Bank of Japan chief expects no spike in long-term Japan interest rates
AYLESBURY, England (Reuters) - Japanese long-term interest rates should not shoot higher as a result of money flowing out of government bonds, Bank of Japan Governor Haruhiko Kuroda said on Saturday.
Kuroda added, however, that it would be natural for long-term rates to rise over time if Japan meets its goal of pushing inflation up towards two percent.
He said a shift in funds from Japanese government bonds to stocks and into lending was already taking place but that the BOJ was increasing its balance of JGB holdings at an annual pace of 50 trillion yen.
"The BOJ dealt with short-term volatility in bond prices by adjusting its market operations," Kuroda told reporters after a two-day meeting of G7 finance officials.
"I do not expect a sudden spike in long-term bond yields. In the long-run, if the economy recovers and inflation heads towards two percent, we might see nominal interest rates rise but that's natural."
Finance Minister Taro Aso said the G7 had levelled no criticism at Japan's monetary policy which has weakened the yen sharply.
(Reporting by Leika Kihara.
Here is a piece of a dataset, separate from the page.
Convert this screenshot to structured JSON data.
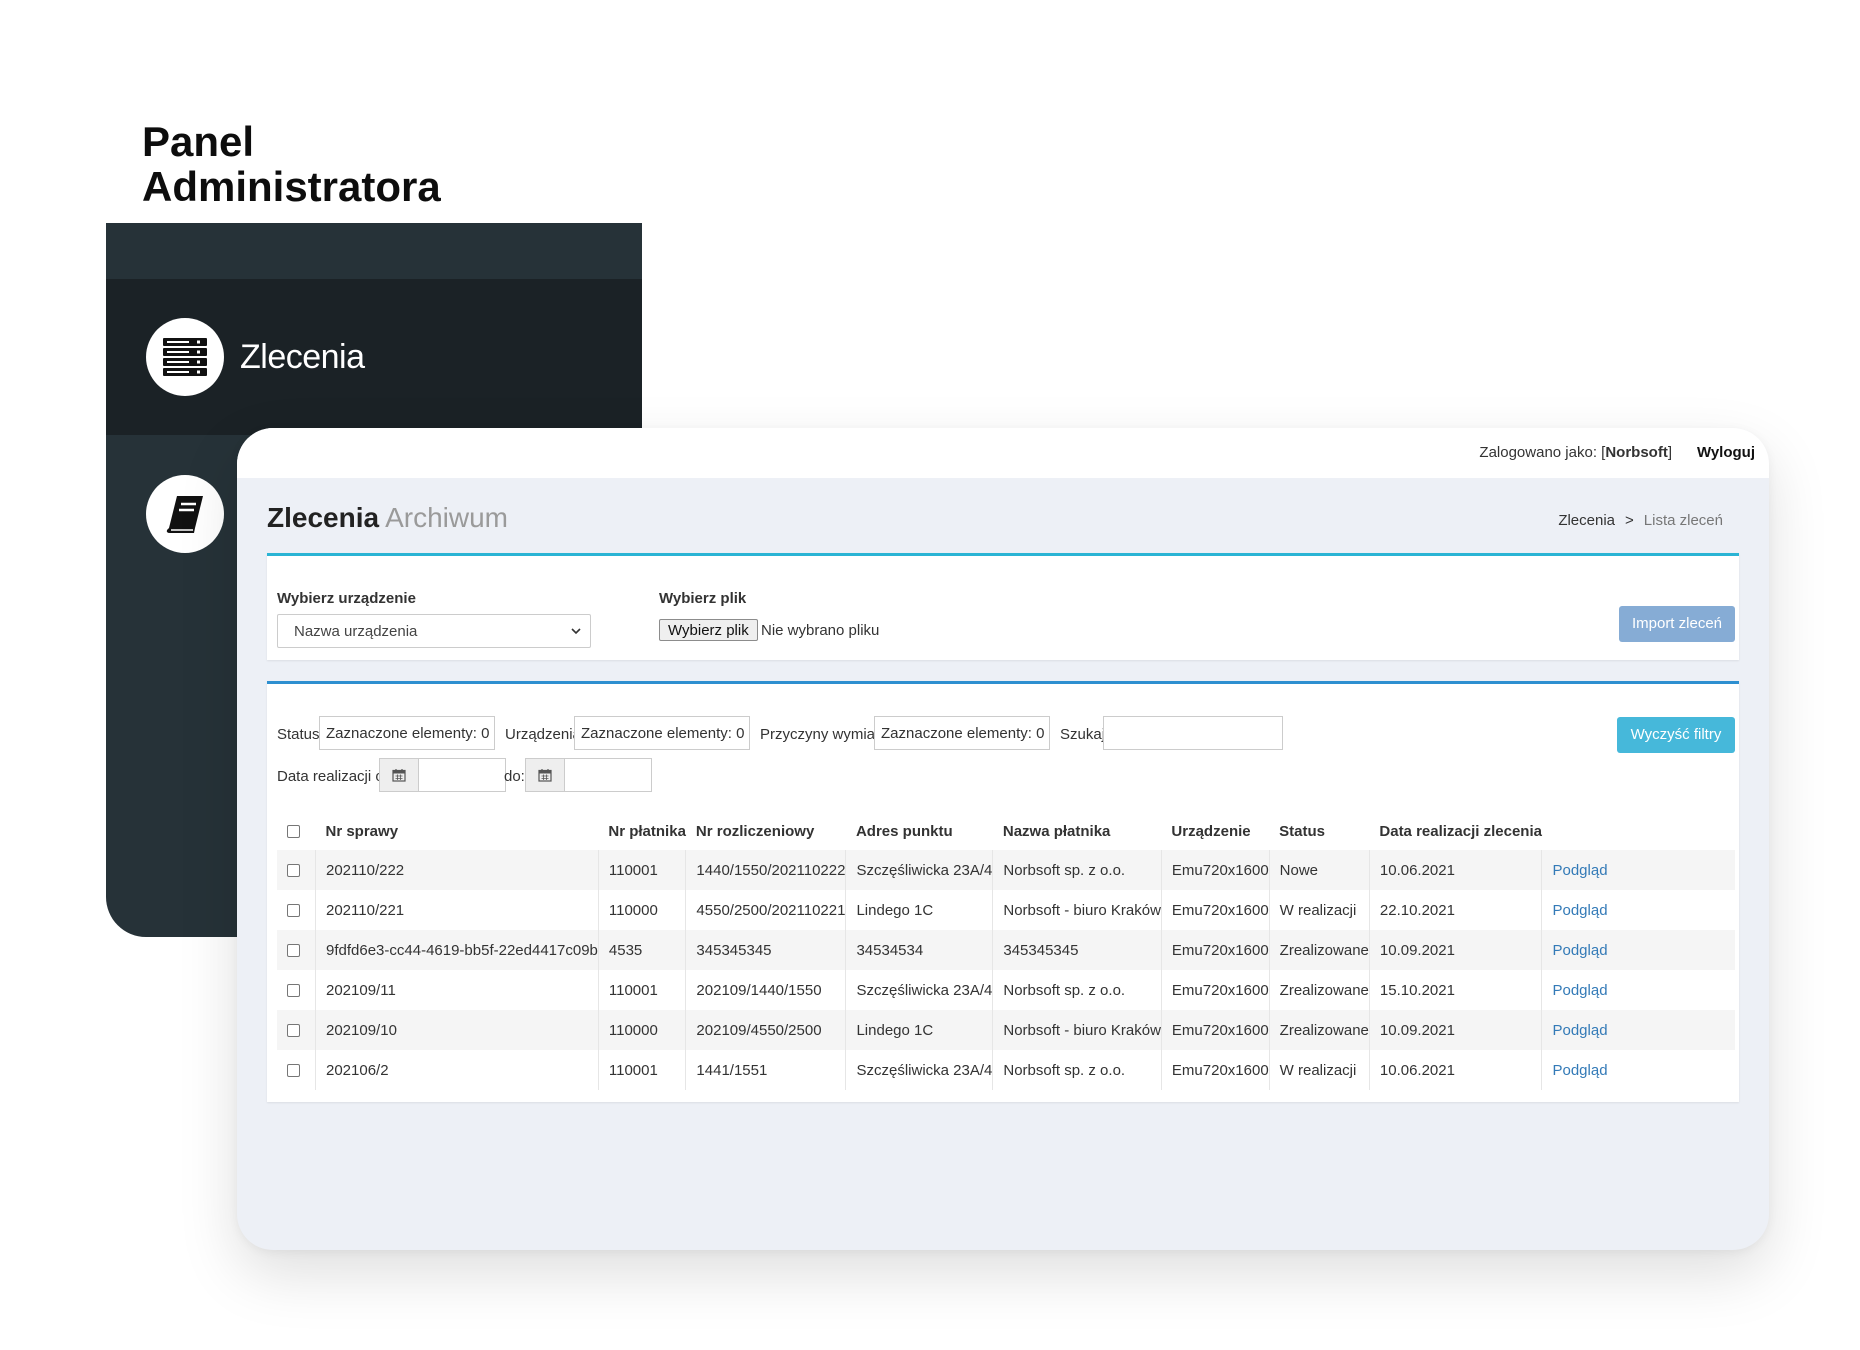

Writing by Mike Peacock)
- Tweet this
- Share this
- Digg this
DAVOS, Switzerland - Central banks have done their best to rescue the world economy by printing money and politicians must now act fast to enact structural reforms and pro-investment policies to boost growth, central bankers said on Saturday.